Once you have your 3 layers, you will need to mark your block for quilting. I used a straight edge 
and a chalk wheel to mark an "X" on the block then echoed it a few times to fill in the space.  
Make sure you check the batting instructions as most will tell you how far apart you need 
to quilt in order for the batting not to shift or bunch up with use and laundry.

Pin the layers well before sewing so the layers don't shift. And make sure you have a "walking foot" 
on your machine. You really need one to keep the layers from shifting while you're sewing.

Once your blocks are quilted, square them up. You should now have 20 (or however many you 
decided to put into your quilt) quilted blocks ready to assemble using the "quilt as you go" method. 

Noah's Quilt - or What to do With our Favorite T-shirts

T-Shirts are funny things. They seem to multiply in our drawers. 
One day we open the top drawer and out pop thirty T's that just won't fit back in again. 
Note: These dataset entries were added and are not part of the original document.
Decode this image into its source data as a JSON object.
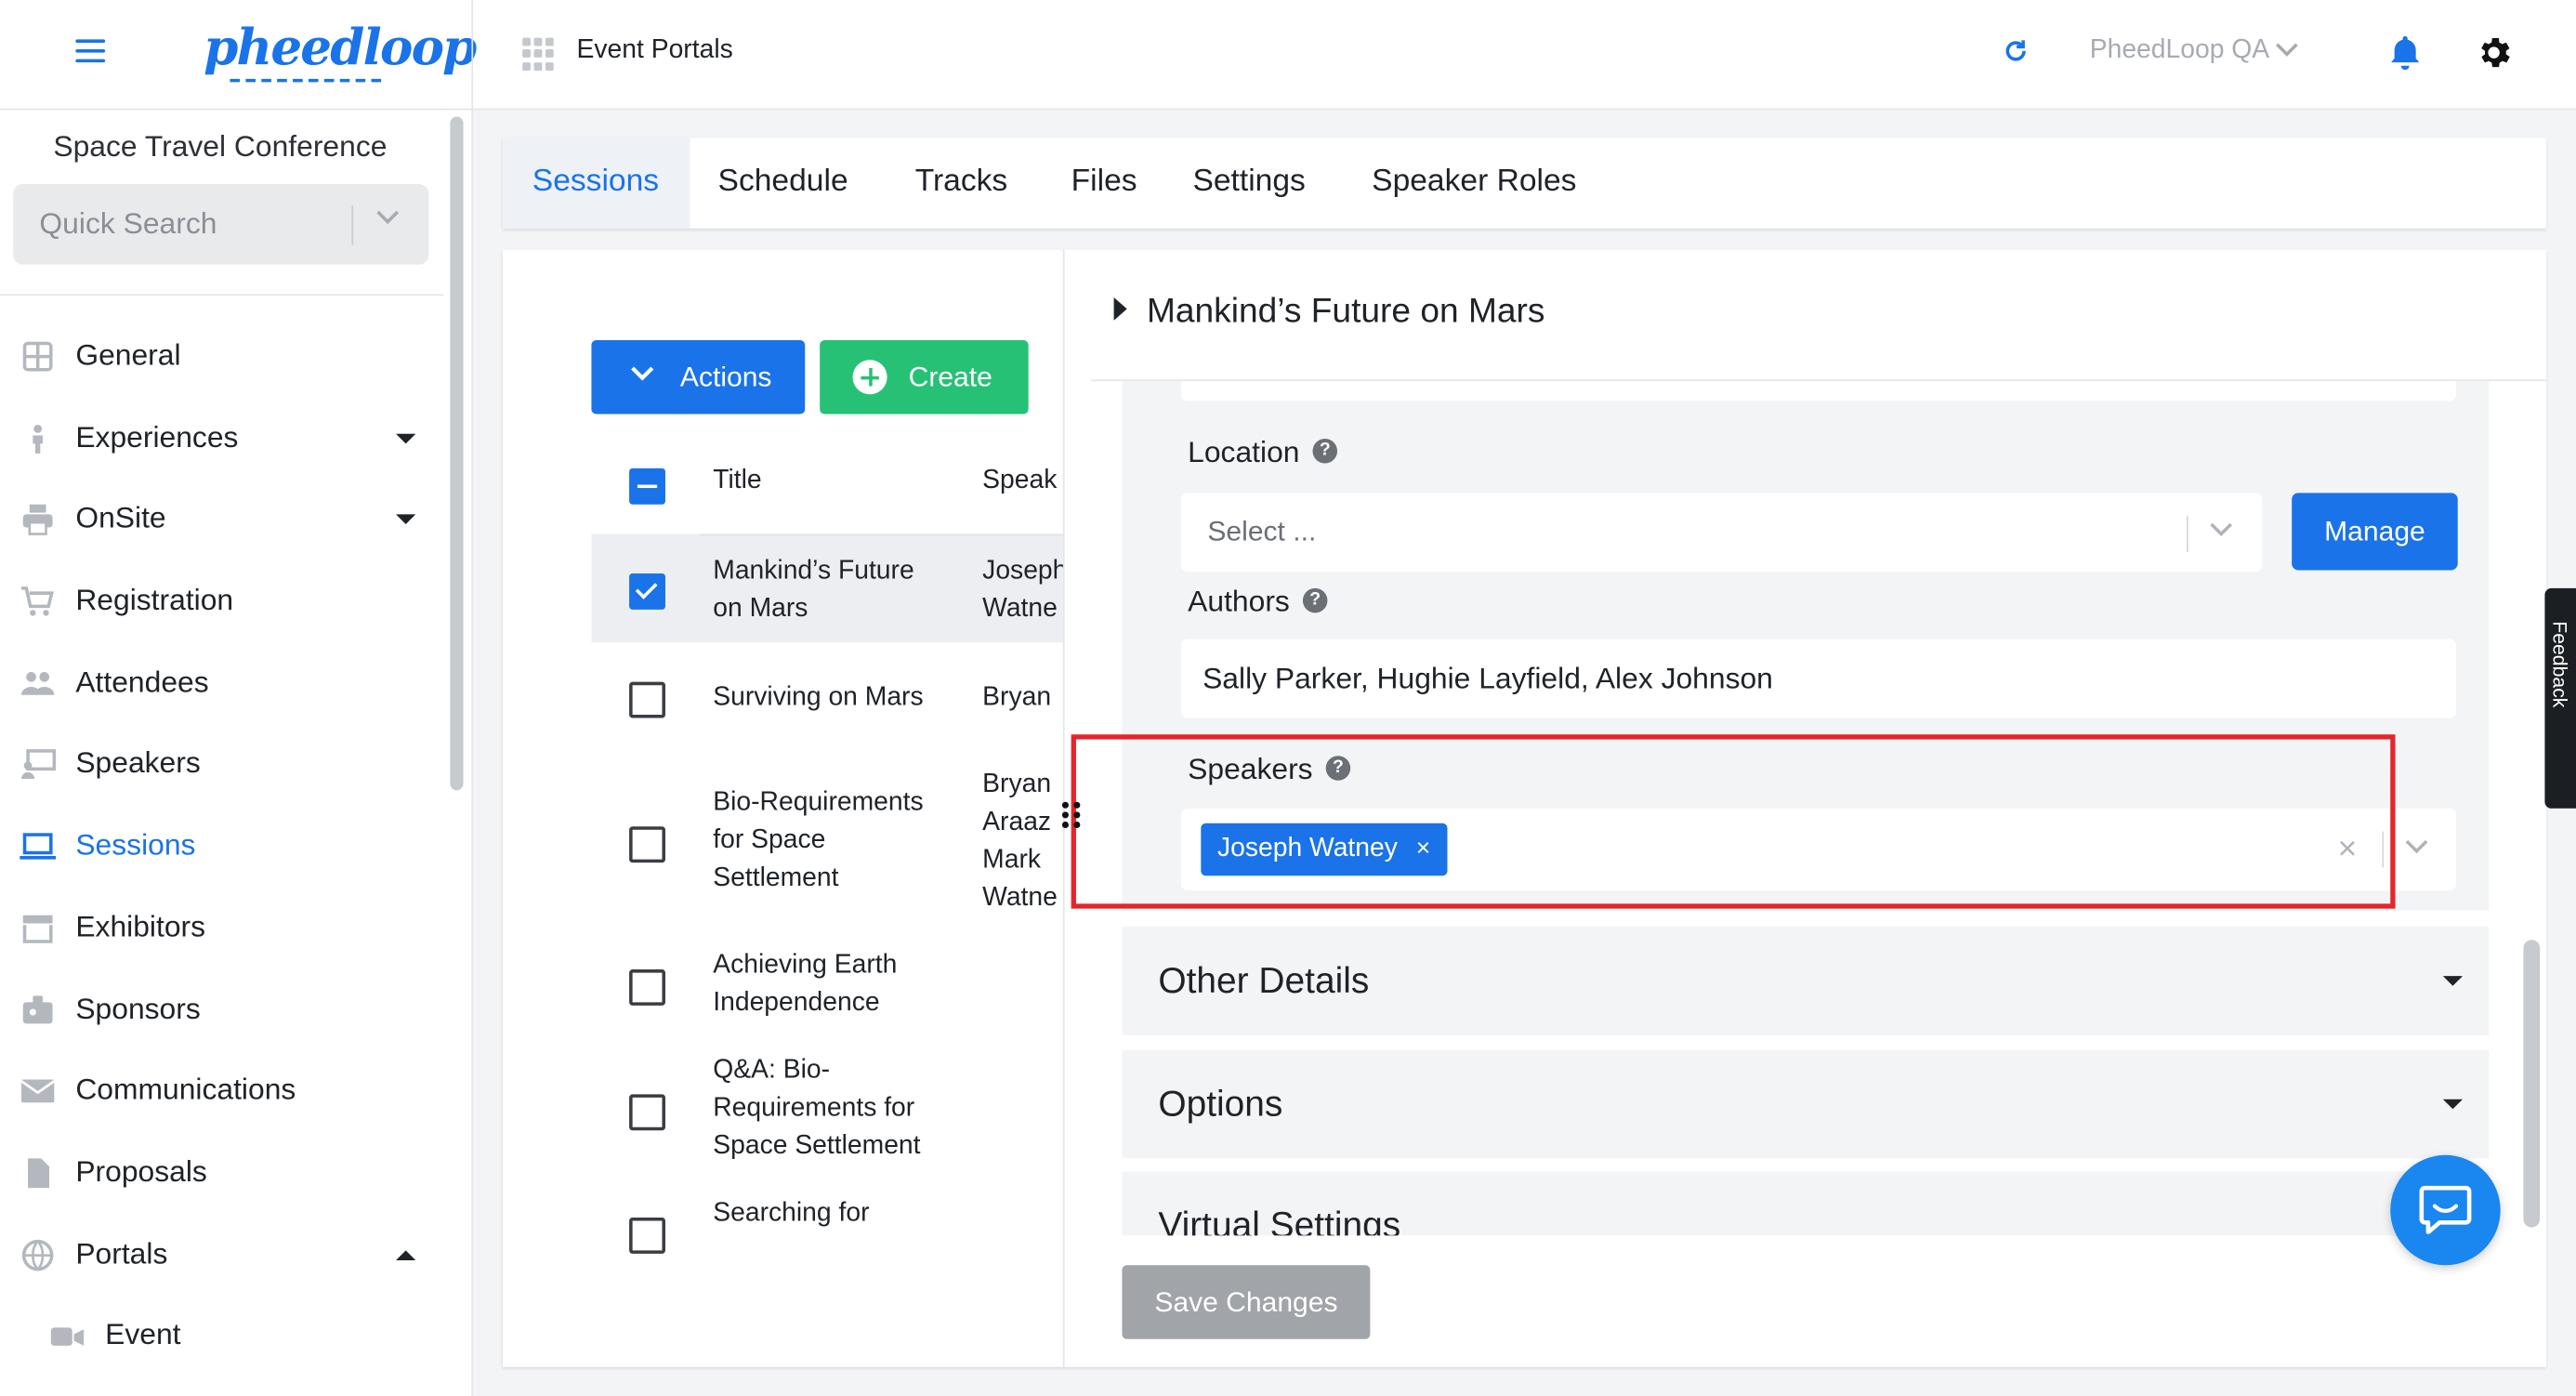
{
  "header": {
    "logo_text": "pheedloop",
    "title": "Event Portals",
    "org_name": "PheedLoop QA",
    "accent_color": "#1a73e8"
  },
  "sidebar": {
    "event_name": "Space Travel Conference",
    "search_placeholder": "Quick Search",
    "items": [
      {
        "label": "General",
        "icon": "grid-icon"
      },
      {
        "label": "Experiences",
        "icon": "person-icon"
      },
      {
        "label": "OnSite",
        "icon": "printer-icon"
      },
      {
        "label": "Registration",
        "icon": "cart-icon"
      },
      {
        "label": "Attendees",
        "icon": "people-icon"
      },
      {
        "label": "Speakers",
        "icon": "presenter-icon"
      },
      {
        "label": "Sessions",
        "icon": "laptop-icon",
        "active": true
      },
      {
        "label": "Exhibitors",
        "icon": "store-icon"
      },
      {
        "label": "Sponsors",
        "icon": "badge-icon"
      },
      {
        "label": "Communications",
        "icon": "mail-icon"
      },
      {
        "label": "Proposals",
        "icon": "document-icon"
      },
      {
        "label": "Portals",
        "icon": "globe-icon"
      },
      {
        "label": "Event",
        "icon": "video-icon"
      }
    ]
  },
  "tabs": [
    "Sessions",
    "Schedule",
    "Tracks",
    "Files",
    "Settings",
    "Speaker Roles"
  ],
  "list": {
    "actions_label": "Actions",
    "create_label": "Create",
    "col_title": "Title",
    "col_speakers": "Speak",
    "rows": [
      {
        "title": "Mankind’s Future on Mars",
        "title_lines": [
          "Mankind’s Future",
          "on Mars"
        ],
        "speakers": [
          "Joseph",
          "Watne"
        ],
        "checked": true
      },
      {
        "title": "Surviving on Mars",
        "title_lines": [
          "Surviving on Mars"
        ],
        "speakers": [
          "Bryan"
        ],
        "checked": false
      },
      {
        "title": "Bio-Requirements for Space Settlement",
        "title_lines": [
          "Bio-Requirements",
          "for Space",
          "Settlement"
        ],
        "speakers": [
          "Bryan",
          "Araaz",
          "Mark",
          "Watne"
        ],
        "checked": false
      },
      {
        "title": "Achieving Earth Independence",
        "title_lines": [
          "Achieving Earth",
          "Independence"
        ],
        "speakers": [],
        "checked": false
      },
      {
        "title": "Q&A: Bio-Requirements for Space Settlement",
        "title_lines": [
          "Q&A: Bio-",
          "Requirements for",
          "Space Settlement"
        ],
        "speakers": [],
        "checked": false
      },
      {
        "title": "Searching for",
        "title_lines": [
          "Searching for"
        ],
        "speakers": [],
        "checked": false
      }
    ]
  },
  "detail": {
    "session_title": "Mankind’s Future on Mars",
    "location_label": "Location",
    "location_placeholder": "Select ...",
    "manage_label": "Manage",
    "authors_label": "Authors",
    "authors_value": "Sally Parker, Hughie Layfield, Alex Johnson",
    "speakers_label": "Speakers",
    "speakers": [
      "Joseph Watney"
    ],
    "chip_remove": "×",
    "clear_all": "×",
    "sections": [
      "Other Details",
      "Options",
      "Virtual Settings"
    ],
    "save_label": "Save Changes",
    "help_glyph": "?"
  },
  "feedback_label": "Feedback"
}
We wear them for all occasions -  we dress them up or we go casual, sometimes we even sleep in them. We love our T's. We collect them for all our activities including our sports, our social groups, our favorite bands, our school clubs. We have them from the time we are babies until we're senior citizens. There are t-shirts for just about every occasion, in every color and for every aspect of our lives. Some have such special meaning and fond memories for us that they are irreplaceable. They might be too small and have holes, but for very personal reasons, they aren't going in the trash!

So what do we do with all those T's you ask?  Come on now - you're talking to a quilter! You know, the people who never throw away even a 2" piece of scrap fabric!!  WE MAKE A QUILT!
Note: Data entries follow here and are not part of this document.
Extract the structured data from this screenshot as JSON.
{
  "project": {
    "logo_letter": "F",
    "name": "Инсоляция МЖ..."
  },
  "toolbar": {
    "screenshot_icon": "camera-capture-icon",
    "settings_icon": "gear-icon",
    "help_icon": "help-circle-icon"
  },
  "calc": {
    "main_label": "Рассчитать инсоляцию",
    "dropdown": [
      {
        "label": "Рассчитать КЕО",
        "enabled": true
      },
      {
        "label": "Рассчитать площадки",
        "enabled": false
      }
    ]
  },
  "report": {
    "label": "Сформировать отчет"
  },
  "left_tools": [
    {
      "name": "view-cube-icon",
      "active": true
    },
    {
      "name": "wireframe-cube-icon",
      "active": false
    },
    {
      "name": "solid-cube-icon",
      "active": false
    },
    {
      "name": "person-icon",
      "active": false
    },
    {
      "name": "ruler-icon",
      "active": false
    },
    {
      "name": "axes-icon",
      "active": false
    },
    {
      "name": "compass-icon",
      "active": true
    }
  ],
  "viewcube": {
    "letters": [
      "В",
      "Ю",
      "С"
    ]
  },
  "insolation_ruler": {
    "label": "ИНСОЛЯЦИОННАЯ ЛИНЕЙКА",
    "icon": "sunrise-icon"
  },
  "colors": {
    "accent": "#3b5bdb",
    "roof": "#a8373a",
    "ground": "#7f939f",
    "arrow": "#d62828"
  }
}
Noah is my nephew, son of my SIL. He lives in another state, and sadly we don't get to spend much time with him or his family. So when it came time to make a high school graduation quilt for Noah, I was clueless as to his taste in color, pattern, fabrics, etc. And really, he's a guy, so even if we lived close and saw each other every day, I probably still wouldn't know what he preferred.

That's where my SIL came in. I asked if she thought he'd like a T-shirt quilt (or Memory Quilt as they're sometimes called). She brought me some T's to use. As difficult as it was to "borrow" t-shirts from his drawers and feign ignorance when he wondered where that particular shirt disappeared to, she managed to pull it off and brought a nice selection.

The T's are cut, framed, quilted and sewn together in blocks.

Hey, that's me! We were having "Show & Tell" at the quilt club I 
belong to and someone took my photo.

And this is Noah after opening his quilt. I think he likes it! 
Love you, Noah!!